Cytokeratin 18 (CK18) is present in simple, glandular, and transitional epithelial cells, but is absent in stratified epithelial cells. CK18 usually multimerizes with Cytokeratin 8, and Anti-Cytokeratin 18 is useful for detecting adenocarcinomas of simple and glandular epithelium origin, as well as poorly differentiated squamous carcinoma cells.
E-cadherin is an intercellular adhesion molecule present in epithelial cells. Anti-E-cadherin stains glandular epithelium, as well as lung, gastrointestinal and ovarian adenocarcinomas.

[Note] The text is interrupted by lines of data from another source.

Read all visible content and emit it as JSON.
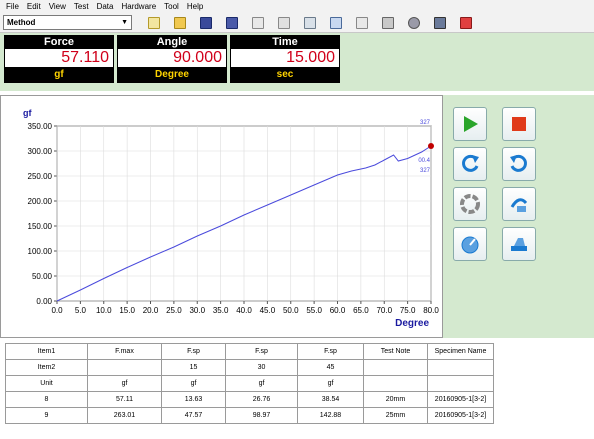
{
  "menu": [
    "File",
    "Edit",
    "View",
    "Test",
    "Data",
    "Hardware",
    "Tool",
    "Help"
  ],
  "toolbar": {
    "method_label": "Method",
    "icons": [
      "new-doc-icon",
      "open-folder-icon",
      "save-icon",
      "save-as-icon",
      "document-icon",
      "document-copy-icon",
      "settings-icon",
      "window-icon",
      "report-icon",
      "print-icon",
      "link-icon",
      "edit-icon",
      "exit-icon"
    ]
  },
  "readouts": [
    {
      "label": "Force",
      "value": "57.110",
      "unit": "gf"
    },
    {
      "label": "Angle",
      "value": "90.000",
      "unit": "Degree"
    },
    {
      "label": "Time",
      "value": "15.000",
      "unit": "sec"
    }
  ],
  "chart_data": {
    "type": "line",
    "ylabel": "gf",
    "xlabel": "Degree",
    "xlim": [
      0,
      80
    ],
    "ylim": [
      0,
      350
    ],
    "x_ticks": [
      "0.0",
      "5.0",
      "10.0",
      "15.0",
      "20.0",
      "25.0",
      "30.0",
      "35.0",
      "40.0",
      "45.0",
      "50.0",
      "55.0",
      "60.0",
      "65.0",
      "70.0",
      "75.0",
      "80.0"
    ],
    "y_ticks": [
      "0.00",
      "50.00",
      "100.00",
      "150.00",
      "200.00",
      "250.00",
      "300.00",
      "350.00"
    ],
    "series_color": "#4a4adc",
    "x": [
      0,
      5,
      10,
      15,
      20,
      25,
      30,
      35,
      40,
      45,
      50,
      55,
      60,
      63,
      66,
      68,
      70,
      72,
      73,
      75,
      78,
      80
    ],
    "y": [
      0,
      22,
      45,
      67,
      88,
      108,
      130,
      150,
      172,
      192,
      212,
      232,
      252,
      260,
      266,
      272,
      282,
      292,
      280,
      285,
      298,
      310
    ],
    "end_marker_labels": [
      "327",
      "00.4",
      "327"
    ],
    "end_marker_color": "#c00000"
  },
  "controls": [
    {
      "name": "start-icon",
      "color": "#2aa52a"
    },
    {
      "name": "stop-icon",
      "color": "#e03a1a"
    },
    {
      "name": "return-icon",
      "color": "#1a7ad0"
    },
    {
      "name": "undo-icon",
      "color": "#1a7ad0"
    },
    {
      "name": "reset-icon",
      "color": "#888888"
    },
    {
      "name": "calibrate-icon",
      "color": "#1a7ad0"
    },
    {
      "name": "speed-icon",
      "color": "#1a7ad0"
    },
    {
      "name": "fixture-icon",
      "color": "#1a7ad0"
    }
  ],
  "table": {
    "rows": [
      [
        "Item1",
        "F.max",
        "F.sp",
        "F.sp",
        "F.sp",
        "Test Note",
        "Specimen Name"
      ],
      [
        "Item2",
        "",
        "15",
        "30",
        "45",
        "",
        ""
      ],
      [
        "Unit",
        "gf",
        "gf",
        "gf",
        "gf",
        "",
        ""
      ],
      [
        "8",
        "57.11",
        "13.63",
        "26.76",
        "38.54",
        "20mm",
        "20160905-1[3-2]"
      ],
      [
        "9",
        "263.01",
        "47.57",
        "98.97",
        "142.88",
        "25mm",
        "20160905-1[3-2]"
      ]
    ]
  }
}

A panel of antibodies against E-cadherin and p120 is also used to differentiate ductal (membranous staining) and lobular breast cancer (cytoplasmic staining). Anti-E-cadherin also stains some thyroid cancers.
GATA3 is a transcription factor important in cell proliferation, development, and differentiation. GATA3 is mostly observed in breast and urothelial carcinomas, and rarely present in other cancers such as endometrial endometrioid adenocarcinoma. Among the breast carcinomas, GATA3 has a lower expression in luminal B subtype breast carcinoma. Studies have found GATA3 expression to be associated with ER (estrogen receptor), PR (progesterone receptor), and Her2 in breast cancer cases. Urothelial carcinomas stain positively for GATA3 in invasive or high grade tumors, therefore Anti-GATA3 is useful for carcinoma diagnosis when breast and bladder are plausible.
The Her2/Neu (c-erbB-2) proto-oncogene is a transmembrane receptor tyrosine kinase that is clinically indicated in a number of carcinomas. Overexpression of the c-erbB-2 protein has been associated with ductal breast cancer, as well as pulmonary and gastric adenocarcinomas. A correlation between Her2 and p53 has also been documented, as overexpression of both proteins has been associated with early invasion and metastasis in bladder cancer.
Ki-67 is a nuclear, non-histone protein that is expressed only during active phases of the cell cycle (G1, S, G2 and M), but not in the resting phases (G0 and G1 early phase). Although the antigen has also been associated with ribosomal RNA transcription, it is strongly linked to cell proliferation and has thus been indicated as an effective marker in grading the proliferation rate of tumors, including those of the brain, breast, cervix, and prostate.
PAX-8 is a member of the paired box (PAX) family of transcription factors, which are key regulators in early development. This protein plays a role in development of thyroid follicular cells and the expression of thyroid-specific genes, with mutations in the PAX-8 gene linked to thyroid follicular carcinomas, atypical thyroid adenomas, and thyroid dysgenesis. The PAX-8 protein is expressed in simple ovarian inclusion cysts and non-ciliated mucosal cells of the fallopian tubes, but is absent from normal ovarian surface epithelial cells. PAX-8 is also not expressed in normal lung or lung carcinomas. Reports have associated PAX-8 expression with renal carcinoma, nephroblastoma, and seminoma, and have indicated PAX-8 as a useful marker for renal epithelial tumors, ovarian cancer, and for differential diagnoses in lung and neck tumors. Anti-PAX-8 can be useful in determining the primary site of invasive micropapillary carcinomas of ovary from bladder, lung, and breast, when used in adjunct with a panel of organ-specific markers such as uroplakin, mammaglobin, and TTF-1.
Vimentin is a component of intermediate filament in mesenchymal cells, such as endothelial cells, fibroblasts, lymphocytes, and melanocytes. Anti-Vimentin is useful for assessing whether tissue samples have been processed and preserved properly. A panel of Anti-Vimentin and Anti-Keratin is useful for differentiating melanomas from large cell lymphomas and undifferentiated carcinomas. This diagnostic grade Vimentin IVD antibody stains melanomas and schwannomas, as well as Endometrial endometrioid adenocarcinomas.